Cause and Explanation in Ancient Greek Thought

Synopsis

R. J. Hankinson traces the history of ancient Greek thinking about causation and explanation, from its earliest beginnings through more than a thousand years to the middle of the first millennium of the Christian era. The ancient Greeks were the first Western civilization to subject the ideas of cause and explanation to rigorous and detailed analysis, and to attempt to construct theories about them on the basis of logic and experience. Hankinson examines the ways in which they dealt with questions about how and why things happen as and when they do, about the basic constitution and structure of things, about function and purpose, laws of nature, chance, coincidence, and responsibility. Such diverse questions are unified by the fact that they are all demands for an account of the world that will render it amenable to prediction and control; they are therefore at the root of both philosophical and scientific enquiry. Hankinson offers a rich harvest of information and a fresh panoramic view of the origins and development of these kinds of enquiry.

Additional information
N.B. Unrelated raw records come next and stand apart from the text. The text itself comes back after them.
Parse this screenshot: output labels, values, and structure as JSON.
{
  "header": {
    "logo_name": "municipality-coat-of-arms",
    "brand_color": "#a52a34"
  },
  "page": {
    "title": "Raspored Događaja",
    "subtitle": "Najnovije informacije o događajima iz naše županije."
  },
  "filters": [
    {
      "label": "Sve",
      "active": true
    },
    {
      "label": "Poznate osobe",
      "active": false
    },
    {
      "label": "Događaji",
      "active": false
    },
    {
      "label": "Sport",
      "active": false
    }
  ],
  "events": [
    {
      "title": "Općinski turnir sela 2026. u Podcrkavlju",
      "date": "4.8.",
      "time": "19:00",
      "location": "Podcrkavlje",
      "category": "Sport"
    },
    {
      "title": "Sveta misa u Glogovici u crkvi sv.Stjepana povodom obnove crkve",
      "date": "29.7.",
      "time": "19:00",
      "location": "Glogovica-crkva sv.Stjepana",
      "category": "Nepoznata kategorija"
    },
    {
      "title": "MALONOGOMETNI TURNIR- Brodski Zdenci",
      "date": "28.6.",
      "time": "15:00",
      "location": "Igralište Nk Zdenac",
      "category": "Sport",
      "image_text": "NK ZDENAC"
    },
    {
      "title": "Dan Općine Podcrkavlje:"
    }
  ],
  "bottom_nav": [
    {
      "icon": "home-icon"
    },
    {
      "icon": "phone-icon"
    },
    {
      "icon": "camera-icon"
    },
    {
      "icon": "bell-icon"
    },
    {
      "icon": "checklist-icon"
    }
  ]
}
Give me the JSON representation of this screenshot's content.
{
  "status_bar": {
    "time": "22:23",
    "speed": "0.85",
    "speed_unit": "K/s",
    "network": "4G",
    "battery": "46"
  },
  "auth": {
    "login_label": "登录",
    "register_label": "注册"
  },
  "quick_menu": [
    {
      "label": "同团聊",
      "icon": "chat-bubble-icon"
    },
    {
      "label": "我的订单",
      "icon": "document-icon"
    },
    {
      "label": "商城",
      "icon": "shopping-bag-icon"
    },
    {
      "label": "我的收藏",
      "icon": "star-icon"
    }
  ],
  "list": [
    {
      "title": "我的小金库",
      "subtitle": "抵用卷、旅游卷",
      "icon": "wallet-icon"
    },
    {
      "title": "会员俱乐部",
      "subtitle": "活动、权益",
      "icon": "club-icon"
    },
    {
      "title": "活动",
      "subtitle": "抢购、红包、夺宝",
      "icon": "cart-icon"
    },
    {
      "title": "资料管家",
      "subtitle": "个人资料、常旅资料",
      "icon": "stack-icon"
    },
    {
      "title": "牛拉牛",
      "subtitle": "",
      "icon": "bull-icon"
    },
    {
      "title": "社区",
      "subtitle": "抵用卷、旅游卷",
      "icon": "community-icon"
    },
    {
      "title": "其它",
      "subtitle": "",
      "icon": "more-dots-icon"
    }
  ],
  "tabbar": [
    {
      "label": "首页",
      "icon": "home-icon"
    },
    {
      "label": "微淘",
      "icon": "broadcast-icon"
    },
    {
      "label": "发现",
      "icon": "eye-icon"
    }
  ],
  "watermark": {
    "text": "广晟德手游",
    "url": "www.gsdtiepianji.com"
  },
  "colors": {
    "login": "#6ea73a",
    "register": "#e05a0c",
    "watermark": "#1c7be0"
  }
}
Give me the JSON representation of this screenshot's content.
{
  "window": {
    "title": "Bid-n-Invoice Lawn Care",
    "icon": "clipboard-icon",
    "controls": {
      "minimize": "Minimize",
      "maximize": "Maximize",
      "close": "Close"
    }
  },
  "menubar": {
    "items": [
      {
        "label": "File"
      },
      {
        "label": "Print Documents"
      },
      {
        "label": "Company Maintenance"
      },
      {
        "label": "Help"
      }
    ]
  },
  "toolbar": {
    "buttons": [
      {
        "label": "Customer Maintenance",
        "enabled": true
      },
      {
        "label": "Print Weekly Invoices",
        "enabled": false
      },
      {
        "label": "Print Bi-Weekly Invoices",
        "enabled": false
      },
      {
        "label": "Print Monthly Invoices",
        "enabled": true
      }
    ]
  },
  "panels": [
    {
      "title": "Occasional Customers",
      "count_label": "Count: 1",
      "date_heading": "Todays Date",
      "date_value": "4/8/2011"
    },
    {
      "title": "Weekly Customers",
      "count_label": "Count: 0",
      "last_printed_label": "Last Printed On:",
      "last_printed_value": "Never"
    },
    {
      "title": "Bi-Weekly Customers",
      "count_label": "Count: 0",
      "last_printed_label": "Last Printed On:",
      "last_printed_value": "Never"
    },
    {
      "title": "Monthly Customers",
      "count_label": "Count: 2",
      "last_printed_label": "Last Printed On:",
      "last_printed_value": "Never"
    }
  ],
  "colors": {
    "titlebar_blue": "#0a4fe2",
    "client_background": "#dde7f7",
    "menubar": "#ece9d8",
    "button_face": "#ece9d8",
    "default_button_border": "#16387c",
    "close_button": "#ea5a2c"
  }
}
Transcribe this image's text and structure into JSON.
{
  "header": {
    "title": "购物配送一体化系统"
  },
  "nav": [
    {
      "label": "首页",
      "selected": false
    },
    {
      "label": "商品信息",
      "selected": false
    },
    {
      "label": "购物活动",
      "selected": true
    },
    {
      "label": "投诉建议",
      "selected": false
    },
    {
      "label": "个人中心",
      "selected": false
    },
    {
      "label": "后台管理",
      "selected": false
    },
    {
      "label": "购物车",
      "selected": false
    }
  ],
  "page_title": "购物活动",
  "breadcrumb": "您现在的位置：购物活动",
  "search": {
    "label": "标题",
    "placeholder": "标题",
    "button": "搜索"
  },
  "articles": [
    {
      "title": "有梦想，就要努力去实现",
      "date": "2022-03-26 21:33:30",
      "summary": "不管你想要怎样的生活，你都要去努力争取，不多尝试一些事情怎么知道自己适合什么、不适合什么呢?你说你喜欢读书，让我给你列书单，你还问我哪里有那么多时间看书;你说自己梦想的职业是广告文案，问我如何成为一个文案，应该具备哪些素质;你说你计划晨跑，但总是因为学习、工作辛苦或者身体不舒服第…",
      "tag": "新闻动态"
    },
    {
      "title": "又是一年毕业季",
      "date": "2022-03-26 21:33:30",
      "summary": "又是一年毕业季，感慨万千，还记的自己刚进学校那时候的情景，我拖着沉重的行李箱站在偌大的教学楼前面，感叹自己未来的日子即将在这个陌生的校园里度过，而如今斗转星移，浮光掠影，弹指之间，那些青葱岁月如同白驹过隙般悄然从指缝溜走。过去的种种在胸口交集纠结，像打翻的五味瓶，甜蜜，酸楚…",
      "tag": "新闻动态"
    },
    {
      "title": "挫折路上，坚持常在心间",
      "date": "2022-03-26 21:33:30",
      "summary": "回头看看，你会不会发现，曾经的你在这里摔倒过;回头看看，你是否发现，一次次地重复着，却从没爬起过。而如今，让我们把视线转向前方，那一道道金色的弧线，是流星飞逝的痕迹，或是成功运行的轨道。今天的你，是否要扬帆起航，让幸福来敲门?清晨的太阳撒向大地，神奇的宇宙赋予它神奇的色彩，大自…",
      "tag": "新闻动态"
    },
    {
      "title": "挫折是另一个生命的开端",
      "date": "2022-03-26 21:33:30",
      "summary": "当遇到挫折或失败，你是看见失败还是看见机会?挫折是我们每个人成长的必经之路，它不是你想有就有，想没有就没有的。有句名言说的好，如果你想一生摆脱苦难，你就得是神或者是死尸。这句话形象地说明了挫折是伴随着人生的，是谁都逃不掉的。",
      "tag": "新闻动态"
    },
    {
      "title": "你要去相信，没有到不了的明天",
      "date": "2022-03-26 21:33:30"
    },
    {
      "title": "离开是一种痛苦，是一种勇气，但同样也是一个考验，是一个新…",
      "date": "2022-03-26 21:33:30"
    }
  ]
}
Contributors:
Publisher: Place of publication:
  • Oxford
Publication year:
  • 1998